Leaders of the U.S. Committee on Oversight and Government Reform are calling for a federal probe into whether former U.S. Chemical Safety Board (CSB) chairman Rafael Moure-Eraso made multiple false statements while testifying before an oversight committee, according to the Associated Press.
On Wednesday, the Committee on Oversight and Government Reform’s Republican chairman, Jason Chaffetz, along with Democrat Elijah Cummings, called for the investigation citing multiple examples of inconsistent testimony, including allegations that Moure-Eraso continued to use his personal email account for government business long after he told Congress he had stopped the practice, the AP reported.
“The committee relies on the truthful testimony of witnesses who appear at our hearings to conduct effective oversight,” states a letter signed by Chaffetz and Cummings, according to AP. “We are concerned by information and documents that suggest that Mr. Moure-Eraso’s testimony was not truthful.”
Moure-Eraso denies lying.
“I never knowingly presented to Congress, to the oversight committee, any false information,” he said.
Before resigning in March amid allegations of mismanagement and retaliation against whistleblowers, Moure-Eraso led the 40-person CSB in investigating industrial accidents and making safety recommendations. Under Moure-Eraso’s watch, however, the CSB itself came under scrutiny for wide-ranging problems. Much of the strife dates back to the agency’s response to the Chevron Richmond fire of 2012 as this San Francisco Chronicle article discusses.

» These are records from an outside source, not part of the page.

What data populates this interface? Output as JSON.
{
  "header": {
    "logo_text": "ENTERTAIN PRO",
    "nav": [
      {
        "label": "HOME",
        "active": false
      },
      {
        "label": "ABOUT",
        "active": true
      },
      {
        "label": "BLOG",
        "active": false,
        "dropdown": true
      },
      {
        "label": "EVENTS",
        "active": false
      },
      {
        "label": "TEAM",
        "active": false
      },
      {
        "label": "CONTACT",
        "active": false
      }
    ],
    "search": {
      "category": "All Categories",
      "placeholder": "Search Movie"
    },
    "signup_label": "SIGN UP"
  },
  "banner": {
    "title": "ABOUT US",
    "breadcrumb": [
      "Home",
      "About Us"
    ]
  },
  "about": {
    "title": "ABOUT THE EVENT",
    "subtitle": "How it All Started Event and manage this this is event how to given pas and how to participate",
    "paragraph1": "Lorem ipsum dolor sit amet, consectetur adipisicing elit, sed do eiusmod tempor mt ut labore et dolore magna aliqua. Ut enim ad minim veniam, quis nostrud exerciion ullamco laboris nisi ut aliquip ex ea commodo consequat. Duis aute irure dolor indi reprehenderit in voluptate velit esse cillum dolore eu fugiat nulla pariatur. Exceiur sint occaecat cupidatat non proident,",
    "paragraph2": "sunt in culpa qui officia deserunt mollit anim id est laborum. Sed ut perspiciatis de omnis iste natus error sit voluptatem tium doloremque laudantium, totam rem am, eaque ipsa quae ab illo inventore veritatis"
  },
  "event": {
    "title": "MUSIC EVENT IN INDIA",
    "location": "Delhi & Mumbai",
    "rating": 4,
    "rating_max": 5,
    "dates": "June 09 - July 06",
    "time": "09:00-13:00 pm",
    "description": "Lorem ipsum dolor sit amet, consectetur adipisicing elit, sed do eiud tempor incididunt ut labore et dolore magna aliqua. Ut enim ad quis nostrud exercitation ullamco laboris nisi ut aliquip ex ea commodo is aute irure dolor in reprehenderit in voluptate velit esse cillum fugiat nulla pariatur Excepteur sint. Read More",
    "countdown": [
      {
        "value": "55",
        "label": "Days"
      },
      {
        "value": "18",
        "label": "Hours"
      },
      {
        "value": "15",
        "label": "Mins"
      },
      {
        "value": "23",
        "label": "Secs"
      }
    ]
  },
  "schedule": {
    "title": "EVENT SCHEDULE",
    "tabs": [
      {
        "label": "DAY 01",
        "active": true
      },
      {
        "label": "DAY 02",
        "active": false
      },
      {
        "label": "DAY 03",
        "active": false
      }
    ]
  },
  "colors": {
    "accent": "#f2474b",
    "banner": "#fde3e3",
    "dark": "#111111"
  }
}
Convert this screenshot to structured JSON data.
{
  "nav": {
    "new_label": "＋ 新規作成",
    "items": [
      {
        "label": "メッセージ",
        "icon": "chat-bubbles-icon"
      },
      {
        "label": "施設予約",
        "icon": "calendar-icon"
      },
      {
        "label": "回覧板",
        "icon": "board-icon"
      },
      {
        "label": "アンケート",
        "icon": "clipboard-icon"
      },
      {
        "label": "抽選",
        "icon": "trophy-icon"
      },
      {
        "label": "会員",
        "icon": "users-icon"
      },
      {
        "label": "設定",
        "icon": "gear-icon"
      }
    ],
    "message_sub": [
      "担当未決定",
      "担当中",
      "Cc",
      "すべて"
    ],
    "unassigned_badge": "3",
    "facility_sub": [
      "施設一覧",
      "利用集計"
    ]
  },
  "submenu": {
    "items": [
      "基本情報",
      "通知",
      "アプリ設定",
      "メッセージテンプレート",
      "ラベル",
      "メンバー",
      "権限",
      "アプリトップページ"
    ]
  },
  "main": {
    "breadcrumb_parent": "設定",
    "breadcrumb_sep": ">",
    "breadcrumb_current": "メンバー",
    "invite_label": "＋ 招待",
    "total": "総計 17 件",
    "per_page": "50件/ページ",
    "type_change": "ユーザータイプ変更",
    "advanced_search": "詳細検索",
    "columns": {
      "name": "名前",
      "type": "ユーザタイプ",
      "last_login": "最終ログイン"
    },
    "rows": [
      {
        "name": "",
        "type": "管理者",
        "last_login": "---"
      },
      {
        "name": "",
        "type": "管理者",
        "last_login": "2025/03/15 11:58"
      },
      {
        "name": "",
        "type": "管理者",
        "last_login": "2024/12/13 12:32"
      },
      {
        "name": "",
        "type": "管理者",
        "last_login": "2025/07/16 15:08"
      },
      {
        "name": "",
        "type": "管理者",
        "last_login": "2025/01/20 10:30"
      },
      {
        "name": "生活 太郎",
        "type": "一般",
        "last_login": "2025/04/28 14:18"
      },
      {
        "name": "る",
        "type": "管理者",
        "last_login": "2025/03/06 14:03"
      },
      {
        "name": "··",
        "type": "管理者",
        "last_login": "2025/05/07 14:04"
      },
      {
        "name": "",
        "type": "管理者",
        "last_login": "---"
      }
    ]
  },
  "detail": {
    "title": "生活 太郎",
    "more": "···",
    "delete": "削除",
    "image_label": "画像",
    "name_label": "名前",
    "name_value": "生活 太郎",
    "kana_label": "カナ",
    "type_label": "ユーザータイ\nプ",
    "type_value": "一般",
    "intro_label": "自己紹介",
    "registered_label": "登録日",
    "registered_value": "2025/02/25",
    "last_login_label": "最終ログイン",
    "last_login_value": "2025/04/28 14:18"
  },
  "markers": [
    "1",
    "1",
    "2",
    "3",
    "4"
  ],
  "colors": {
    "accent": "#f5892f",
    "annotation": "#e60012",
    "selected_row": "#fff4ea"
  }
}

An inspector general investigation into retaliation against whistleblowers by the CSB also found Moure-Eraso and two CSB colleagues had violated the Federal Records Act by using private email accounts to conduct government business, presumably to be secretive. The allegations forced the Obama administration to ask for Moure-Eraso’s resignation.